*** Block opens ***
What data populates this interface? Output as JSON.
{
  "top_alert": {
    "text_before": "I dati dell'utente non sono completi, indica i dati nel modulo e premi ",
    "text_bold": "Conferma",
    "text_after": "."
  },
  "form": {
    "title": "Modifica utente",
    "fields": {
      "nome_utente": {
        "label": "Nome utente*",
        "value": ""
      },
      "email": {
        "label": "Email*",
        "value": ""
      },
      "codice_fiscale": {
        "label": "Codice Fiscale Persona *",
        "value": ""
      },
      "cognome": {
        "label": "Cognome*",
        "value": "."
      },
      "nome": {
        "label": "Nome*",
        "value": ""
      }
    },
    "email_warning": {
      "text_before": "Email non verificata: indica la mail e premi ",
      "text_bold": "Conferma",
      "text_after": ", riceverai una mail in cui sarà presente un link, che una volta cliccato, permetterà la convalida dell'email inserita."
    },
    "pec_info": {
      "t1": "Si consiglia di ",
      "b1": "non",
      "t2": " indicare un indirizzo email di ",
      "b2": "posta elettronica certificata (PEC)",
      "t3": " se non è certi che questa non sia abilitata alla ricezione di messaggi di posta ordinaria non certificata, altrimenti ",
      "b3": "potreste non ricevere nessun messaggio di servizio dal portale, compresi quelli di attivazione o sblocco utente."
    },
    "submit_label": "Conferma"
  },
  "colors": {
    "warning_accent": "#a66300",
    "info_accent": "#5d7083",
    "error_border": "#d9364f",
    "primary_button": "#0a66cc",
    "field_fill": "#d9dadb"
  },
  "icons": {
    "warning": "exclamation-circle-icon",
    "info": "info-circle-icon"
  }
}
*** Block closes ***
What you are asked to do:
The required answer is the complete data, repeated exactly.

Solution to this problem:
What data populates this interface? Output as JSON.
{
  "top_alert": {
    "text_before": "I dati dell'utente non sono completi, indica i dati nel modulo e premi ",
    "text_bold": "Conferma",
    "text_after": "."
  },
  "form": {
    "title": "Modifica utente",
    "fields": {
      "nome_utente": {
        "label": "Nome utente*",
        "value": ""
      },
      "email": {
        "label": "Email*",
        "value": ""
      },
      "codice_fiscale": {
        "label": "Codice Fiscale Persona *",
        "value": ""
      },
      "cognome": {
        "label": "Cognome*",
        "value": "."
      },
      "nome": {
        "label": "Nome*",
        "value": ""
      }
    },
    "email_warning": {
      "text_before": "Email non verificata: indica la mail e premi ",
      "text_bold": "Conferma",
      "text_after": ", riceverai una mail in cui sarà presente un link, che una volta cliccato, permetterà la convalida dell'email inserita."
    },
    "pec_info": {
      "t1": "Si consiglia di ",
      "b1": "non",
      "t2": " indicare un indirizzo email di ",
      "b2": "posta elettronica certificata (PEC)",
      "t3": " se non è certi che questa non sia abilitata alla ricezione di messaggi di posta ordinaria non certificata, altrimenti ",
      "b3": "potreste non ricevere nessun messaggio di servizio dal portale, compresi quelli di attivazione o sblocco utente."
    },
    "submit_label": "Conferma"
  },
  "colors": {
    "warning_accent": "#a66300",
    "info_accent": "#5d7083",
    "error_border": "#d9364f",
    "primary_button": "#0a66cc",
    "field_fill": "#d9dadb"
  },
  "icons": {
    "warning": "exclamation-circle-icon",
    "info": "info-circle-icon"
  }
}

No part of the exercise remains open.